* [Action item]:
Everything from the line containing "Output a JSON" to the end of the records should be reproduced exactly, and nothing before it.

= = = =

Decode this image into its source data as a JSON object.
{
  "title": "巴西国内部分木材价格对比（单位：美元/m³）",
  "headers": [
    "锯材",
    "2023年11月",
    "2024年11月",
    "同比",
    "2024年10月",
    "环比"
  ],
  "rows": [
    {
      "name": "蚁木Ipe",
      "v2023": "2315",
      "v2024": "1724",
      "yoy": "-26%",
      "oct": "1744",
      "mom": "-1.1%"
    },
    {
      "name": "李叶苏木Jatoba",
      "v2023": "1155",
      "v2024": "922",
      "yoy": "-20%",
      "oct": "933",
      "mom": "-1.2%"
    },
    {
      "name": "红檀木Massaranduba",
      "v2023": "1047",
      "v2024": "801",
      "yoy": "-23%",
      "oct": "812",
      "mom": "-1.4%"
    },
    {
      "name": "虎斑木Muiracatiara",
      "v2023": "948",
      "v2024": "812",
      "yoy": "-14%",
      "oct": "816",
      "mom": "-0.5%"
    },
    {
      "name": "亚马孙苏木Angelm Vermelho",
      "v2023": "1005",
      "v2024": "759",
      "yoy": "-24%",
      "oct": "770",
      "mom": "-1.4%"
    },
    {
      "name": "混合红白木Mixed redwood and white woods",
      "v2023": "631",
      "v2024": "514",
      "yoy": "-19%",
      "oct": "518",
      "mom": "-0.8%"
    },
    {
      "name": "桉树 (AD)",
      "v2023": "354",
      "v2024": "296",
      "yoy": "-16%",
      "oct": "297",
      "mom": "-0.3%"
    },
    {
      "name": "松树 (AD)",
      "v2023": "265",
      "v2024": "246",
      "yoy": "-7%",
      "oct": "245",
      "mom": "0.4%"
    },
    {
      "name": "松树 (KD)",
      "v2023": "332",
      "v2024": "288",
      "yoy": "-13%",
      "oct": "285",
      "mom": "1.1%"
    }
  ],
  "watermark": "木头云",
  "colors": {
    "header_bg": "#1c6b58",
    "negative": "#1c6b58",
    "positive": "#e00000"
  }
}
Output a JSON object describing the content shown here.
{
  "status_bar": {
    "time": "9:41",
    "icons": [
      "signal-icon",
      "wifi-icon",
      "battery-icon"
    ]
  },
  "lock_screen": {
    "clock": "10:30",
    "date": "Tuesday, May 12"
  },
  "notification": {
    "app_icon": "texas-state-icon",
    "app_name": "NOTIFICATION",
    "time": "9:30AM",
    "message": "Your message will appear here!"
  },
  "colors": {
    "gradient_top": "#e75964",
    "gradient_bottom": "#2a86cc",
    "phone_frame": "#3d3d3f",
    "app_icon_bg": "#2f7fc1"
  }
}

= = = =

* [Output of the task]:
Output a JSON object describing the content shown here.
{
  "status_bar": {
    "time": "9:41",
    "icons": [
      "signal-icon",
      "wifi-icon",
      "battery-icon"
    ]
  },
  "lock_screen": {
    "clock": "10:30",
    "date": "Tuesday, May 12"
  },
  "notification": {
    "app_icon": "texas-state-icon",
    "app_name": "NOTIFICATION",
    "time": "9:30AM",
    "message": "Your message will appear here!"
  },
  "colors": {
    "gradient_top": "#e75964",
    "gradient_bottom": "#2a86cc",
    "phone_frame": "#3d3d3f",
    "app_icon_bg": "#2f7fc1"
  }
}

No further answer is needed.